KUED premieres Marriner Eccles: Father of the Modern Federal Reserve
Marriner Stoddard Eccles is best known as the father of the modern Federal Reserve. As Chairman of the Fed under Presidents Roosevelt and Truman, Eccles was integral to the economic policies of the 1930s and ‘40s. KUED tells the compelling story of the financial genius in Marriner Eccles: Father of the Modern Federal Reserve, produced by Senior Producer, John Howe. The film premieres Monday, October 21 at 9:00 p.m. on KUED.
KUED, in partnership with Salt Lake County, will commemorate the Eccles legacy with an advance screening of the new film, Marriner Eccles: Father of the Modern Federal Reserve, on Monday, October 7th. The screening will be open to the public. The Honorable Jerome H. Powell, current Chairman of the Federal Reserve will deliver opening remarks.

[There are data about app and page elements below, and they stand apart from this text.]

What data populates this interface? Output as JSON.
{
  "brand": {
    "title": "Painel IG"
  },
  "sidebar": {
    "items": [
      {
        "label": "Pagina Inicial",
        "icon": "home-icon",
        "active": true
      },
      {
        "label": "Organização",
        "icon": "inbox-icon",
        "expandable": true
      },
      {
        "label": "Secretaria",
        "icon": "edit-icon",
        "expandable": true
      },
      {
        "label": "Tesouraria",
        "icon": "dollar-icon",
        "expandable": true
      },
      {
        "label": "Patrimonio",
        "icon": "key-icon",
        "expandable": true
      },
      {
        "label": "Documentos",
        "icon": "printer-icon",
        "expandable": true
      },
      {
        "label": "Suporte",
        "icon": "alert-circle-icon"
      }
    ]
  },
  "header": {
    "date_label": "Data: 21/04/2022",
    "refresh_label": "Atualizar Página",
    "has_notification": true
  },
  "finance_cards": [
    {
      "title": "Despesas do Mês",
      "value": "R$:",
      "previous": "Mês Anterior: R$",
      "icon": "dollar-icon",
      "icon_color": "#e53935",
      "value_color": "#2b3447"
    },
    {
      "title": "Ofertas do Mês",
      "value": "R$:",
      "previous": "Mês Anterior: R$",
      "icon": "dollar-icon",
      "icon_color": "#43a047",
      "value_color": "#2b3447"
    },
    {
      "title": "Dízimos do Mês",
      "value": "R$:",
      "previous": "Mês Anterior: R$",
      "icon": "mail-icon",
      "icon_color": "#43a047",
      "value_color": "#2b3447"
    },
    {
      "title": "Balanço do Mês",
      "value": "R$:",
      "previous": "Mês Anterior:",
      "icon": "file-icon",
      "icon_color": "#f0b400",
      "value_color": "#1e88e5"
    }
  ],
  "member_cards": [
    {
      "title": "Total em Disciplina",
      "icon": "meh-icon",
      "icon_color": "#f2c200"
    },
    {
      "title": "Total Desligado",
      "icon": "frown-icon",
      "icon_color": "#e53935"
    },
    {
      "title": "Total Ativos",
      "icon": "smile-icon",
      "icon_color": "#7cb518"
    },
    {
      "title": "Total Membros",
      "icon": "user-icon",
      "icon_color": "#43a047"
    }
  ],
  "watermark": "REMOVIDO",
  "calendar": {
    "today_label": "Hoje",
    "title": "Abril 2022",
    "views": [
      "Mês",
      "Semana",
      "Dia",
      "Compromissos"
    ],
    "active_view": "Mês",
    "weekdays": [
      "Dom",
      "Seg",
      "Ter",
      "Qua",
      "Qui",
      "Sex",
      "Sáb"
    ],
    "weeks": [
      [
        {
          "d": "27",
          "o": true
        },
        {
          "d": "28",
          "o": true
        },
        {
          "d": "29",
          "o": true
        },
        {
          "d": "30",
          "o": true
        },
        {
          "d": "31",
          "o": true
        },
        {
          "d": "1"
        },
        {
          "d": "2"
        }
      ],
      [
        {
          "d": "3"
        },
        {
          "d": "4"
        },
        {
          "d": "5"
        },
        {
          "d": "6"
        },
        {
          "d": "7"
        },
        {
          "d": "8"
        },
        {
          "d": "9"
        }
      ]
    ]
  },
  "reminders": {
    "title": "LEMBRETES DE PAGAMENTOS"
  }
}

The event will be held at the Rose Wagner Performing Arts Center. Doors will open at 10:30 a.m. and guests must be seated by 10:45 a.m. The screening of the film will start promptly at 11:00 a.m. This event is free, but tickets are required. Tickets can be picked up at the Rose Wagner box office prior to the event, or ordered at arttix.org.
Howe said, “It was a privilege to bring the story of his life and times to television. As Randal Quarles, Vice-Chairman of the Federal Reserve says in the film, ‘Marriner Eccles was one of the most consequential public figures in the history of the country.’”
From a young age, Eccles oversaw the family’s lumber, construction, and banking institutions, which gave him an understanding of business from the ground up. Eccles turned into a shrewd businessman who would come to see the economy as something that required interventions on a grand scale when the Great Depression hit.
After the stock market crash of 1929, branches of the Eccles family’s First Security Corporation kept their doors open, while neighboring banks were folding. As the Great Depression took its toll on America, Eccles took to the podium and spoke before Congress in 1933.
In his testimony, Eccles stated, “It is recognized by everyone that our most urgent and acute problem today is to immediately provide adequate relief to the millions of our people who are destitute and unemployed in every corner of our nation.” His ideas to combat the economic downturn and fix the economy would later be represented in President Rooosevelt's New Deal. Soon after his speech, politicians from Washington D.C. started to take notice of this banker from Utah.
“It's what makes the New Deal such an important turning point in American institutional policy and political history. Marriner Eccles is associated with that, and I think he needs to be remembered for that kind of thinking and for understanding the legitimacy and, indeed, the necessity of federal initiative when the free market fails, especially when it fails as spectacularly as it did in the 1930s and darn near did again in 2008 and 2009,” said Dr. David Kennedy, Pulitzer-winning Stanford historian.
In 1934, Eccles was appointed as the Chairman of the Federal Reserve by President Roosevelt. Eccles believed that only the federal government was large enough to make the kinds of economic changes necessary to stem the tide of the Great Depression. In 1936, TIME Magazine wrote, “a good many people believe Marriner Eccles is the only thing standing between the United States and disaster.”
As the economy slowly recovered, Eccles took steps to solidify what he considered an essential piece of the puzzle. – the independence of the Federal Reserve as an institution. The Banking Act of 1935 was one of Eccles’ greatest achievements. Through it and his leadership – in conjunction with the creation of the Federal Deposit Insurance Corporation (FDIC) and new restraints and safeguards on the banking industry – the Fed was able to keep interest rates low, combat deflation, and stimulate modest economic growth through the 1930s.
In the years following World War II, the Fed became increasingly concerned over rampant government spending and inflation, arguing it was time to reconsider wartime interest rates. President Truman disagreed. This dispute ended with the signing of the Treasury-Federal Reserve Accord of 1951, but eventually Eccles turned in his letter of resignation.
Eccles returned to Utah, where he resumed his family businesses and spawned a series of philanthropic foundations that are still managed by the Eccles family to this day. (KUED and The University of Utah are both recipients of grants provided by the Eccles family endowments.)
Howe said, “This film was an intellectual and emotional journey taking our filmmakers from New York to San Francisco to Washington D.C., speaking with some of the most important thinkers of our time regarding Marriner Eccles, including Dr. Ben Bernanke and Pulitzer-winning Stanford historian Dr. David Kennedy.”
Eccles leaves behind a legacy as one of the premier economic thinkers of his time, a strong believer in the idea that an economic system should work for the common man, and whose stewardship cemented the Federal Reserve as the independent, effective institution it is today.
Mon. Oct. 21, 9PM
Sun. Oct. 27, 2PM